He repeated his programme. Perhaps—he afterward thought so himself—this editorial was a bit too pessimistic. But he had to write it—had to ease his soul. He set it off, however, by a lovely little paragraph which he printed boxed. Here it is:
Possibly much of the laughter heard on
this planet comes from
the mothers and fathers who are thinking or talking of the children.
In this way, then, Joe entered into the life of the people.
OTHERS: AND THEODORE MARRIN
Joe became a familiar figure in Greenwich Village. As time went on, and issue after issue of The Nine-Tenths appeared, he became known to the whole district. Whenever he went out people nodded right and left, passed the time of day with him, or stopped him for a hand-shake and a question. He would, when matters were not pressing, pause at a stoop to speak with mothers, and people in trouble soon began to acquire a habit of dropping in at his office to talk things over with the “Old Man.”
If it was a matter of employment, he turned the case over to some member of the Stove Circle; if it was a question of honest want, he drew on the “sinking-fund” and took a note payable in sixty days—a most elastic note, always secretly renewable; if it was an idle beggar, a vagrant, he made short work of his visitor.
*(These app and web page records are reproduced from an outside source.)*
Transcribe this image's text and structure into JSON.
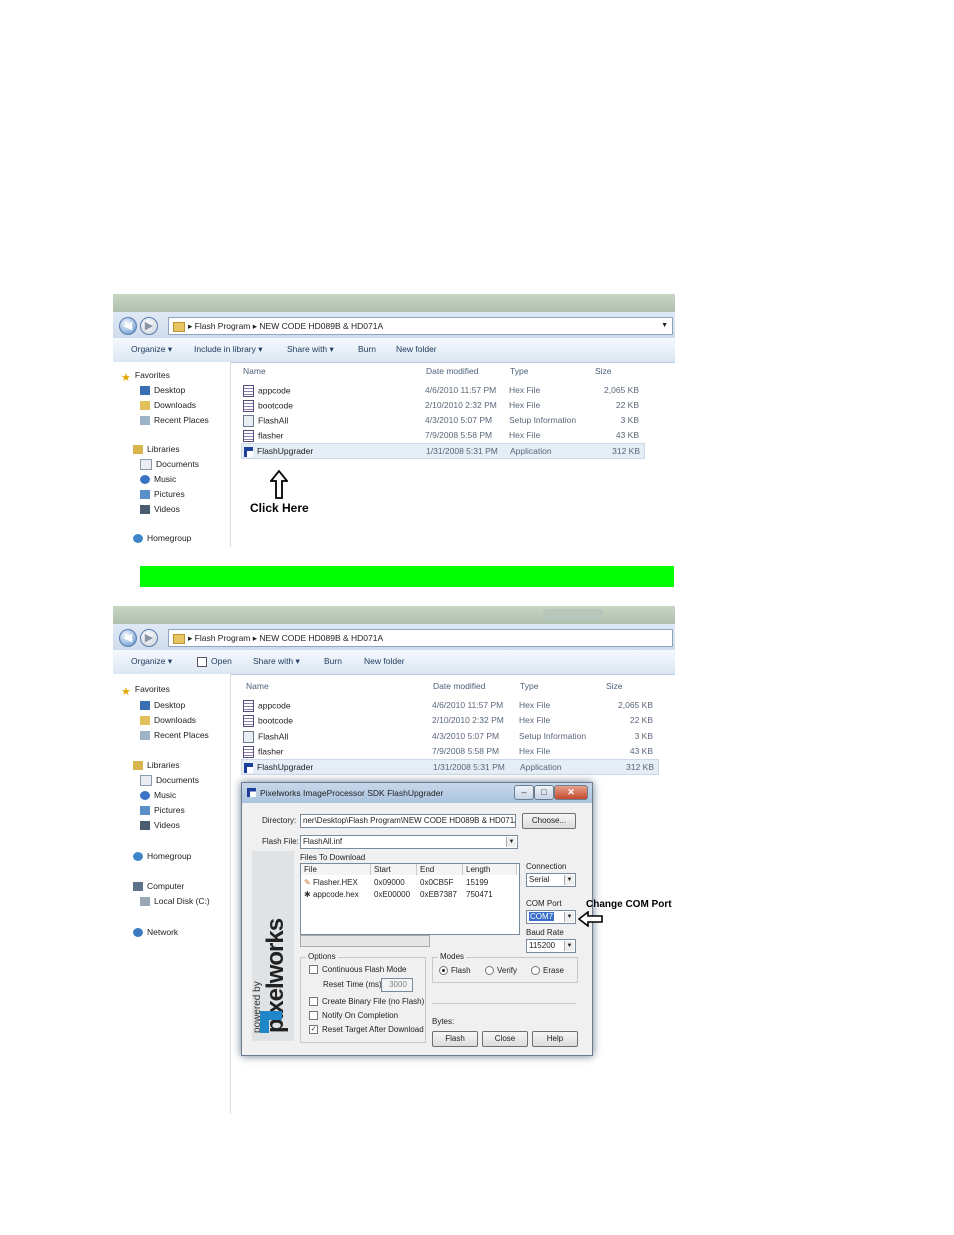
{
  "explorer1": {
    "breadcrumb": [
      "Flash Program",
      "NEW CODE HD089B & HD071A"
    ],
    "toolbar": {
      "organize": "Organize",
      "include": "Include in library",
      "share": "Share with",
      "burn": "Burn",
      "new_folder": "New folder"
    },
    "nav": {
      "favorites": "Favorites",
      "desktop": "Desktop",
      "downloads": "Downloads",
      "recent": "Recent Places",
      "libraries": "Libraries",
      "documents": "Documents",
      "music": "Music",
      "pictures": "Pictures",
      "videos": "Videos",
      "homegroup": "Homegroup"
    },
    "columns": {
      "name": "Name",
      "date": "Date modified",
      "type": "Type",
      "size": "Size"
    },
    "files": [
      {
        "name": "appcode",
        "date": "4/6/2010 11:57 PM",
        "type": "Hex File",
        "size": "2,065 KB",
        "icon": "hex-file-icon"
      },
      {
        "name": "bootcode",
        "date": "2/10/2010 2:32 PM",
        "type": "Hex File",
        "size": "22 KB",
        "icon": "hex-file-icon"
      },
      {
        "name": "FlashAll",
        "date": "4/3/2010 5:07 PM",
        "type": "Setup Information",
        "size": "3 KB",
        "icon": "setup-file-icon"
      },
      {
        "name": "flasher",
        "date": "7/9/2008 5:58 PM",
        "type": "Hex File",
        "size": "43 KB",
        "icon": "hex-file-icon"
      },
      {
        "name": "FlashUpgrader",
        "date": "1/31/2008 5:31 PM",
        "type": "Application",
        "size": "312 KB",
        "icon": "app-icon"
      }
    ],
    "annotation": "Click Here"
  },
  "highlight_color": "#00ff00",
  "explorer2": {
    "breadcrumb": [
      "Flash Program",
      "NEW CODE HD089B & HD071A"
    ],
    "toolbar": {
      "organize": "Organize",
      "open": "Open",
      "share": "Share with",
      "burn": "Burn",
      "new_folder": "New folder"
    },
    "nav": {
      "favorites": "Favorites",
      "desktop": "Desktop",
      "downloads": "Downloads",
      "recent": "Recent Places",
      "libraries": "Libraries",
      "documents": "Documents",
      "music": "Music",
      "pictures": "Pictures",
      "videos": "Videos",
      "homegroup": "Homegroup",
      "computer": "Computer",
      "local_disk": "Local Disk (C:)",
      "network": "Network"
    },
    "columns": {
      "name": "Name",
      "date": "Date modified",
      "type": "Type",
      "size": "Size"
    },
    "files": [
      {
        "name": "appcode",
        "date": "4/6/2010 11:57 PM",
        "type": "Hex File",
        "size": "2,065 KB",
        "icon": "hex-file-icon"
      },
      {
        "name": "bootcode",
        "date": "2/10/2010 2:32 PM",
        "type": "Hex File",
        "size": "22 KB",
        "icon": "hex-file-icon"
      },
      {
        "name": "FlashAll",
        "date": "4/3/2010 5:07 PM",
        "type": "Setup Information",
        "size": "3 KB",
        "icon": "setup-file-icon"
      },
      {
        "name": "flasher",
        "date": "7/9/2008 5:58 PM",
        "type": "Hex File",
        "size": "43 KB",
        "icon": "hex-file-icon"
      },
      {
        "name": "FlashUpgrader",
        "date": "1/31/2008 5:31 PM",
        "type": "Application",
        "size": "312 KB",
        "icon": "app-icon"
      }
    ]
  },
  "dialog": {
    "title": "Pixelworks ImageProcessor SDK FlashUpgrader",
    "directory_label": "Directory:",
    "directory_value": "ner\\Desktop\\Flash Program\\NEW CODE HD089B & HD071A\\",
    "choose": "Choose...",
    "flash_file_label": "Flash File:",
    "flash_file_value": "FlashAll.inf",
    "files_to_download": "Files To Download",
    "list_headers": [
      "File",
      "Start",
      "End",
      "Length"
    ],
    "list_rows": [
      {
        "file": "Flasher.HEX",
        "start": "0x09000",
        "end": "0x0CB5F",
        "length": "15199"
      },
      {
        "file": "appcode.hex",
        "start": "0xE00000",
        "end": "0xEB7387",
        "length": "750471"
      }
    ],
    "connection_label": "Connection",
    "connection_value": "Serial",
    "com_port_label": "COM Port",
    "com_port_value": "COM7",
    "baud_rate_label": "Baud Rate",
    "baud_rate_value": "115200",
    "options_label": "Options",
    "continuous": "Continuous Flash Mode",
    "reset_time_label": "Reset Time (ms)",
    "reset_time_value": "3000",
    "create_binary": "Create Binary File (no Flash)",
    "notify": "Notify On Completion",
    "reset_target": "Reset Target After Download",
    "modes_label": "Modes",
    "mode_flash": "Flash",
    "mode_verify": "Verify",
    "mode_erase": "Erase",
    "bytes_label": "Bytes:",
    "btn_flash": "Flash",
    "btn_close": "Close",
    "btn_help": "Help",
    "brand_powered": "powered by",
    "brand_name": "pixelworks"
  },
  "callout": "Change COM Port"
}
Such a visitor was Lady Hickory. Billy was at his little table next the door; over in the corner the still-despondent Slate was still collapsing; at the east window sat Editor Sally Heffer, digging into a mass of notes; and near the west, at the roll-top desk, a visitor’s chair set out invitingly beside him, Joe was writing—weird exercise of muttering softly, so as not to disturb the rest, and then scratching down a sentence.
Billy leaped up to receive her ladyship, who fatly rolled in, her tarnished hat askew, her torn thrice-dingy silks clutched up in one fat hand.